Dr Kimberley O'Brien (06:12)
Another tip is to really consider the snacks that you're having in the car. So if possible, go for low sugar options like nuts, things that will sustain the kids but will not give them huge rushes of energy. And another idea is to take plenty of them and quite a lot of variety, because when kids are bored, giving them a snack is definitely something that will increase their spirits or distract them, if there's some sibling rivalry. And switching seats is another great way to just change it up. If there is some struggling between siblings, then changing the order and the position of where they're seated, if you can, in your car, is also recommended just for a change of scene. And last but not least, another tip when it comes to car trips is just around the frequency of the breaks. So I would recommend definitely having a break every two hours if possible for, say, 15 to 20 minutes minimum, so that you can keep those kids as active as possible.
Dr Kimberley O'Brien (07:10)
And if you do need to stop more often, then just do it, because you may have a schedule you're trying to keep to, and I understand that, but I think it's really important to think about the family holiday from the child's point of view. And it's not about having a cranky driver or a frustrated co-pilot, it's more about trying to make it as fun for the family as possible. So taking an extra 15, 20-minute break for the greater good of the family is recommended, because in the scheme of things, you want to arrive at your destination feeling fresh and as relaxed as possible to get your holiday started. So without further ado, I'm going to wrap up this episode and wish you a really safe car trip if you're going somewhere this holiday season.

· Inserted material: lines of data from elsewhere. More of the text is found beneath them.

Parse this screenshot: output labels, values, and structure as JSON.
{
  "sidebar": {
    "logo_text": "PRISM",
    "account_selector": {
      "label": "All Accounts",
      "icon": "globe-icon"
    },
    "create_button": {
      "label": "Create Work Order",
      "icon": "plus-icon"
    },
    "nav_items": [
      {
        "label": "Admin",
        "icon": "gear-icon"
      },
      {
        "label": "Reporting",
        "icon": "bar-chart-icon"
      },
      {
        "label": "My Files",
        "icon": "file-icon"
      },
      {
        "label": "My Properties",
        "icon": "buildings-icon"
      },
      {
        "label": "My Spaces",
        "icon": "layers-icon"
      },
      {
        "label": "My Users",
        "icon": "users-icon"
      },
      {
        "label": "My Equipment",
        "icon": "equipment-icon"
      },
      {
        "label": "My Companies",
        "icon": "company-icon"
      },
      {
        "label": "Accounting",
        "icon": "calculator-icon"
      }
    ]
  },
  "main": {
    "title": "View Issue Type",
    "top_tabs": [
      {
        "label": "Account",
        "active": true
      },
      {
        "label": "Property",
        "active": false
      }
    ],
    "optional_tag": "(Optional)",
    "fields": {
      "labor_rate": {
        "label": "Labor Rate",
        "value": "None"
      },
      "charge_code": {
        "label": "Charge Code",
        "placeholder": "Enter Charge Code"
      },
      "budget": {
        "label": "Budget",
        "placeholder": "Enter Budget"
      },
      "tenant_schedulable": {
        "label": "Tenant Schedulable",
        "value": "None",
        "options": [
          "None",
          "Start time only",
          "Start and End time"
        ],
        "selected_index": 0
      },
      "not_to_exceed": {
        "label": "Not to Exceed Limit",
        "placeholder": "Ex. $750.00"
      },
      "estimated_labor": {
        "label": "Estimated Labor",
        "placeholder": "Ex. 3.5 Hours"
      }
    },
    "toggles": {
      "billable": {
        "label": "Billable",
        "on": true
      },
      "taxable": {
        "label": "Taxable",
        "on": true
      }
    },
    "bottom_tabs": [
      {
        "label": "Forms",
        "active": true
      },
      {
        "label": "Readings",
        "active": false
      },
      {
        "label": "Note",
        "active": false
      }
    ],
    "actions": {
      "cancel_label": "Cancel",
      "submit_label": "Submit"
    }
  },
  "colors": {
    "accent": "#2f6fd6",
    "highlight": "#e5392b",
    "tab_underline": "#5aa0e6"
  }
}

And if you're not, then enjoy the comforts of your home. Happy New Year from the team at Impressive. I'm your host, Dr. Kimberley O'Brien, and this was Impressive.